-- What to do --
The lines below that include the word "Interior" are to be reported.

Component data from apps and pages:

────────

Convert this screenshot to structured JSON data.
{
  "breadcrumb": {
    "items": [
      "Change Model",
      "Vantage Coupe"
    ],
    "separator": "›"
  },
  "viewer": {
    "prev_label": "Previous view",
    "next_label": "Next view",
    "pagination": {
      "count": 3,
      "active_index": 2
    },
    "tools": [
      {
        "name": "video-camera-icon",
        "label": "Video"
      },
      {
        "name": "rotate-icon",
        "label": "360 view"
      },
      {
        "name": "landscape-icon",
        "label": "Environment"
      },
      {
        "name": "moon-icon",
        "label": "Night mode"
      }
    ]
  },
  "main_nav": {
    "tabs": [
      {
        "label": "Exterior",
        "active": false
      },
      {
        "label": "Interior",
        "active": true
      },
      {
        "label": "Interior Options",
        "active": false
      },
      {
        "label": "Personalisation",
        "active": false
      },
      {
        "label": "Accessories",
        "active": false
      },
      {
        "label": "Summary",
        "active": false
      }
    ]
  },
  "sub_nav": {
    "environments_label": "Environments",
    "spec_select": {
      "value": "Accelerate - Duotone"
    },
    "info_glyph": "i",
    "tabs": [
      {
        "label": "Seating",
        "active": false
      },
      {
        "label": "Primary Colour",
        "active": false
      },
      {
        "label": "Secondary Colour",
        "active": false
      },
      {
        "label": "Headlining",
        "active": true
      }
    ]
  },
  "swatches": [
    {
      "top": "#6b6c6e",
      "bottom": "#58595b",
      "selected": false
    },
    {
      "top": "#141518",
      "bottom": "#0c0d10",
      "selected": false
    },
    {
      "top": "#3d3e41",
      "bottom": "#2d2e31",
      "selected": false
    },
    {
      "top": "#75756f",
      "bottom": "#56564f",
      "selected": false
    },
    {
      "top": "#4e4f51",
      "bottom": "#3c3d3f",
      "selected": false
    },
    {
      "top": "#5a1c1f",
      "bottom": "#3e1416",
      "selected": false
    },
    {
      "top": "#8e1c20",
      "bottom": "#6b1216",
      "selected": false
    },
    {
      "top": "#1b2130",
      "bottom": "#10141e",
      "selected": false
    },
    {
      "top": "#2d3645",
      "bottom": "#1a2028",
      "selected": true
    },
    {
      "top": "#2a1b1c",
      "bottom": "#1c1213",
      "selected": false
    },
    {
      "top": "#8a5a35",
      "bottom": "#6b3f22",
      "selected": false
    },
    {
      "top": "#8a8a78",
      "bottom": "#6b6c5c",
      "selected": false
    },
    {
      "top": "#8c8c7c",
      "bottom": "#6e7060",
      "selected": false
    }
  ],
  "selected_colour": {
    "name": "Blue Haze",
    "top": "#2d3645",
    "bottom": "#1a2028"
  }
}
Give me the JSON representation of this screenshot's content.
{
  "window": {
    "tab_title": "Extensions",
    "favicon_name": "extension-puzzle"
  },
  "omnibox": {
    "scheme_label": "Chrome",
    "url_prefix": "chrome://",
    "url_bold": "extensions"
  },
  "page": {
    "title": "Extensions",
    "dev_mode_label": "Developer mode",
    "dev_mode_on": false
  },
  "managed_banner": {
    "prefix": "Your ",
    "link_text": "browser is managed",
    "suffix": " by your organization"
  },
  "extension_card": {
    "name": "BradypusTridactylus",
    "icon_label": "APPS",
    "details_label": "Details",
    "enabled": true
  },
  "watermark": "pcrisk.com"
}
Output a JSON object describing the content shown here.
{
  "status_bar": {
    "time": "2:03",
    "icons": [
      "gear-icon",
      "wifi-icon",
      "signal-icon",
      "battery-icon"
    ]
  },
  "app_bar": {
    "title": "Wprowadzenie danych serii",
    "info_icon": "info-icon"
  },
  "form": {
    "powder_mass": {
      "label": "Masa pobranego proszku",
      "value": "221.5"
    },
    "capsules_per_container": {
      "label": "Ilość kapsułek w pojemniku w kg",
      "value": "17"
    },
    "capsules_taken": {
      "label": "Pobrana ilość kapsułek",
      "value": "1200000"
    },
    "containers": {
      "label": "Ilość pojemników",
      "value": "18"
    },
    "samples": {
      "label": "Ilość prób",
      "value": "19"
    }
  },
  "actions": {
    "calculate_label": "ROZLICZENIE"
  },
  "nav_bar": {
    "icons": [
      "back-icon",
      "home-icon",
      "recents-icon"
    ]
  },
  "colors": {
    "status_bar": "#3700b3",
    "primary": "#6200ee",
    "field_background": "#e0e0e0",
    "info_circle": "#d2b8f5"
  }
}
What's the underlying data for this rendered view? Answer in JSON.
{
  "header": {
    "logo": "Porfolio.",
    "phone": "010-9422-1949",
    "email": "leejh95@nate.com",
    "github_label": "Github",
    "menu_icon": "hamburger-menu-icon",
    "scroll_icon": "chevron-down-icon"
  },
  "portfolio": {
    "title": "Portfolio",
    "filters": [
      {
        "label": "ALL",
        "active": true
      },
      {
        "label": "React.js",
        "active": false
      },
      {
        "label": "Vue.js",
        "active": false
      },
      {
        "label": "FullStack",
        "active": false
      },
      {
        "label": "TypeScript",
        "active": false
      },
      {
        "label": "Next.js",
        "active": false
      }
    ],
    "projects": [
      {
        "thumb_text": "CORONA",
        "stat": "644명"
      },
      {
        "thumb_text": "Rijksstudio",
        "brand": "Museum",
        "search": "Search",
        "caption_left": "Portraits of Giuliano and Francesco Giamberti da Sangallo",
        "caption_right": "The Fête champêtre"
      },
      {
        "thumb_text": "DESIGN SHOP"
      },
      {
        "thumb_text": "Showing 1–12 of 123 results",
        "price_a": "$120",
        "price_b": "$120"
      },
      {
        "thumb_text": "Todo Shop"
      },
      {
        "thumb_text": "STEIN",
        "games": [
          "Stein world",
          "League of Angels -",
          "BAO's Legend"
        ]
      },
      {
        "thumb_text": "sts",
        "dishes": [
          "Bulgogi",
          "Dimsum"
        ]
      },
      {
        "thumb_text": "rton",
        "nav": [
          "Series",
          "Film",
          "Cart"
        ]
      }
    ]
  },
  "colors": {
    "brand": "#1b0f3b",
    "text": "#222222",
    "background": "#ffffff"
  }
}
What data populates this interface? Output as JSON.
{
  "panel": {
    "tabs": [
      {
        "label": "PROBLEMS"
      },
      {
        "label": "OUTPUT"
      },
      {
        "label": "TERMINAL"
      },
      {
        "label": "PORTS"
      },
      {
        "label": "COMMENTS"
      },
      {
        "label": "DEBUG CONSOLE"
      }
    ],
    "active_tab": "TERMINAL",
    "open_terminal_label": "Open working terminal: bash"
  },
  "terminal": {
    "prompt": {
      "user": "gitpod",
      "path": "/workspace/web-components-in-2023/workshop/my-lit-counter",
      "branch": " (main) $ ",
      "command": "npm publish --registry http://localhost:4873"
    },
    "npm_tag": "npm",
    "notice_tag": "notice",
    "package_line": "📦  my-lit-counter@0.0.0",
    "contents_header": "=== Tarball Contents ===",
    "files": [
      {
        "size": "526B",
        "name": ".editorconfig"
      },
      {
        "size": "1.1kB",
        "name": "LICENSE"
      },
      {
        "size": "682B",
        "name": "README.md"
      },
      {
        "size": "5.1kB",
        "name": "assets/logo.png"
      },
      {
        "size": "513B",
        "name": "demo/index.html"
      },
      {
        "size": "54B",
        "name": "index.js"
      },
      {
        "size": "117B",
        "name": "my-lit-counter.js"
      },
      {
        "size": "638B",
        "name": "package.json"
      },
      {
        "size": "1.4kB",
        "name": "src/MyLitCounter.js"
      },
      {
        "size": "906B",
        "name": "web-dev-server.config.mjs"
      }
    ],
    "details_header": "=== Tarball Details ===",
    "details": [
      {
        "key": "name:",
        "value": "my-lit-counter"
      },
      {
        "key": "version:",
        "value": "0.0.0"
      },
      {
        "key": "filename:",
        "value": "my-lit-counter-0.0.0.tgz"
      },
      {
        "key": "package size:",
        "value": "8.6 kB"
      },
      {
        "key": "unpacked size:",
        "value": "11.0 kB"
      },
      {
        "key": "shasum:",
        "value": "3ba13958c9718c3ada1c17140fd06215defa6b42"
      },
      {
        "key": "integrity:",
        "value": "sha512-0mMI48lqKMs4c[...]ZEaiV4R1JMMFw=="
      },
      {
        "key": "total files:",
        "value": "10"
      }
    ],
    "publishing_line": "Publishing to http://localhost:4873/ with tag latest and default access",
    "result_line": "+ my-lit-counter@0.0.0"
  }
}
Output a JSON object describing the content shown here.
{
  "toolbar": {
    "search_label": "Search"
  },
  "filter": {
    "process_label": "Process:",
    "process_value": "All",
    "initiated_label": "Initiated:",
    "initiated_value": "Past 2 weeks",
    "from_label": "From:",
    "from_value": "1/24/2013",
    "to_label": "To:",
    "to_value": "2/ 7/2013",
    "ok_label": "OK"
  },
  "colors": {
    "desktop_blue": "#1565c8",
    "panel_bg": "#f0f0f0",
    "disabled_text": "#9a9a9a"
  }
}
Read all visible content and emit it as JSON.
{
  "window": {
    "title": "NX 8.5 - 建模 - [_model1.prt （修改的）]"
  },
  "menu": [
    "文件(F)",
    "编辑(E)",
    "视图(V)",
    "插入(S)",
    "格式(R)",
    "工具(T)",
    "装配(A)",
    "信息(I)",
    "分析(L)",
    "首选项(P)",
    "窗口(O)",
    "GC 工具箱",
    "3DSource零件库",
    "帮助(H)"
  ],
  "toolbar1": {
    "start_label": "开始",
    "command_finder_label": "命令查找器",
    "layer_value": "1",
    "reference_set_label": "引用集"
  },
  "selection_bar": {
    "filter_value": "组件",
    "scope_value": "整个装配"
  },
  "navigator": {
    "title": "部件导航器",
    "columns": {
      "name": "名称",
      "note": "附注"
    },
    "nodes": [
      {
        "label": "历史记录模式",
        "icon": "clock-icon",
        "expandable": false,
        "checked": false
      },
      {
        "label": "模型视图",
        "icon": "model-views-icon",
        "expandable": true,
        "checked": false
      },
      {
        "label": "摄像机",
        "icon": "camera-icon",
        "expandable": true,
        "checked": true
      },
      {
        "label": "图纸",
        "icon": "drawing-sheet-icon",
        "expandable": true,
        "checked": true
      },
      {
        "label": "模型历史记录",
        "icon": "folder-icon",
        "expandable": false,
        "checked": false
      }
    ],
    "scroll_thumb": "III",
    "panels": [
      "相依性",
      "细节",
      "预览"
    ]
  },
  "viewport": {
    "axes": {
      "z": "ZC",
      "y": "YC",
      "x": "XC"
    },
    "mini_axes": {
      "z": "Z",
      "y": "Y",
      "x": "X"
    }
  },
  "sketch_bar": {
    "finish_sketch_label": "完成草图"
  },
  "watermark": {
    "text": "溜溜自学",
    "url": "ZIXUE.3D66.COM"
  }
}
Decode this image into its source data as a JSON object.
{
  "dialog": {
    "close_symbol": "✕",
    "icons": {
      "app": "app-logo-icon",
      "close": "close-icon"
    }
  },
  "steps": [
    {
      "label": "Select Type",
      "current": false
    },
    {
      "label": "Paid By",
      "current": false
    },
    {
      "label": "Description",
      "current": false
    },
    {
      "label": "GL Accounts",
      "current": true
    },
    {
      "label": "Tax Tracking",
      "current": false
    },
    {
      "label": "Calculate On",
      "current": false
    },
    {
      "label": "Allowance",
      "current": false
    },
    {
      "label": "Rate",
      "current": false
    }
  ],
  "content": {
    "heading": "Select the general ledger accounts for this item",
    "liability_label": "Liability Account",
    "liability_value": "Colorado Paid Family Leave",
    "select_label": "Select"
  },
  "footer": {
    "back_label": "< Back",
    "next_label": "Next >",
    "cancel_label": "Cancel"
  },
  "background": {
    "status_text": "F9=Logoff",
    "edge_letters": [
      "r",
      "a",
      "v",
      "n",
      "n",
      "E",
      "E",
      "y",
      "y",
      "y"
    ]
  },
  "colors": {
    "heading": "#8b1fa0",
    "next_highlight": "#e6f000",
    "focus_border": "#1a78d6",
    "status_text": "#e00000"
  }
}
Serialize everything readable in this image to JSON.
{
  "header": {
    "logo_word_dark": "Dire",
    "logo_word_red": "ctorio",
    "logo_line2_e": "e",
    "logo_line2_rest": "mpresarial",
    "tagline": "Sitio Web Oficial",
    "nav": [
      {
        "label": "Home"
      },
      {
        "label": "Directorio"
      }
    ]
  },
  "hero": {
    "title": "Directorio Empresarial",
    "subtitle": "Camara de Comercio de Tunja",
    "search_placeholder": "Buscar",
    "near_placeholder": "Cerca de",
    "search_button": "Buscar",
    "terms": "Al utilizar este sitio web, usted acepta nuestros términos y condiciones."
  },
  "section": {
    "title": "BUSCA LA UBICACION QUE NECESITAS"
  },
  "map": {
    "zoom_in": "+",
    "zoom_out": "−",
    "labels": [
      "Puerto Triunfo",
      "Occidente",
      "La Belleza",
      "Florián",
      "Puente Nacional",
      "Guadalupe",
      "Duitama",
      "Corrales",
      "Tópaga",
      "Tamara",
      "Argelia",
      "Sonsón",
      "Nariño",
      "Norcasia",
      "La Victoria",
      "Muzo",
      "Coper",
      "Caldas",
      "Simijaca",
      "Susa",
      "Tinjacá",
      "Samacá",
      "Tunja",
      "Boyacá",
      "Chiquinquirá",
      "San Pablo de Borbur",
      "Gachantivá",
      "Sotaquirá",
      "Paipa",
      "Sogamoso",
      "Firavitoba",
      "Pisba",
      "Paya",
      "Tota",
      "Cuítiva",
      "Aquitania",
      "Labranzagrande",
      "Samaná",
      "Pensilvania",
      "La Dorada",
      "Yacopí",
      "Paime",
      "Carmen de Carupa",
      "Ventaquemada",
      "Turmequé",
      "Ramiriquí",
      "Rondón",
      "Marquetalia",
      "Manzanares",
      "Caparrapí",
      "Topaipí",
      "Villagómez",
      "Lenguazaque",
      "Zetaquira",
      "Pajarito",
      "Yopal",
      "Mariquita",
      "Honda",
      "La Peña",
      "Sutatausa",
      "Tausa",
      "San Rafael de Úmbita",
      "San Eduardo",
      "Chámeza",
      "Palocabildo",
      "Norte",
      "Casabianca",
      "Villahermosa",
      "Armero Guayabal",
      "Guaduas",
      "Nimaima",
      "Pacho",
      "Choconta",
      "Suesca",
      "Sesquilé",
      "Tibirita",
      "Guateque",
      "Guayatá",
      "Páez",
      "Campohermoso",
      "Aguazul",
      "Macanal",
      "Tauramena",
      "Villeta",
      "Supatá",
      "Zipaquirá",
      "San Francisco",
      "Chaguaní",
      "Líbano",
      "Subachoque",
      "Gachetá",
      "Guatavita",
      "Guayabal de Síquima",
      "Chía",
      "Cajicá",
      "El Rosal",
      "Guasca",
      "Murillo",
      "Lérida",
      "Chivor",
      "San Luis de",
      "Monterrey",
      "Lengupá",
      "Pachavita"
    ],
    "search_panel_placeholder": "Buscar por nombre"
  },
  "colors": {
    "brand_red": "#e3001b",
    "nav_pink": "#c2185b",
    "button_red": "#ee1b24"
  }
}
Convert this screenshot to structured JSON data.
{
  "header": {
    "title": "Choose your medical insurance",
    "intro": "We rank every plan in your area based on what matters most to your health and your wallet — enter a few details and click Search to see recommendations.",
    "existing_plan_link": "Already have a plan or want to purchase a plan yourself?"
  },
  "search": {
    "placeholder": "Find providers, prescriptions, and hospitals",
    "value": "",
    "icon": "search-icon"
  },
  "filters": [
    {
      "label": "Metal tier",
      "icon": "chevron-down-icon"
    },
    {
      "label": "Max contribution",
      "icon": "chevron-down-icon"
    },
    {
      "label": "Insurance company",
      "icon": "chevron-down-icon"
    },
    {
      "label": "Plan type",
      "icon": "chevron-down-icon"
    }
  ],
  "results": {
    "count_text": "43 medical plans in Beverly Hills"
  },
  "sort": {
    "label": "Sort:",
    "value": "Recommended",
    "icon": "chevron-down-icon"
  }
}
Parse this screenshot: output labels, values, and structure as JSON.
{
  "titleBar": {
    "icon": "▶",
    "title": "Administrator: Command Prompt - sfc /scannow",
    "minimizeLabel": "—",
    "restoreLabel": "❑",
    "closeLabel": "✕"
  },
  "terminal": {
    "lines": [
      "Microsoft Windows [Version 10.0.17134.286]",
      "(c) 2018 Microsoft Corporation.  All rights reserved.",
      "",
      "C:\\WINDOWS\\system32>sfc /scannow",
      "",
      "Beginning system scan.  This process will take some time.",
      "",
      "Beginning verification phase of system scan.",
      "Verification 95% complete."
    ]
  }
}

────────

-- Response box --
        "label": "Interior",
        "label": "Interior Options",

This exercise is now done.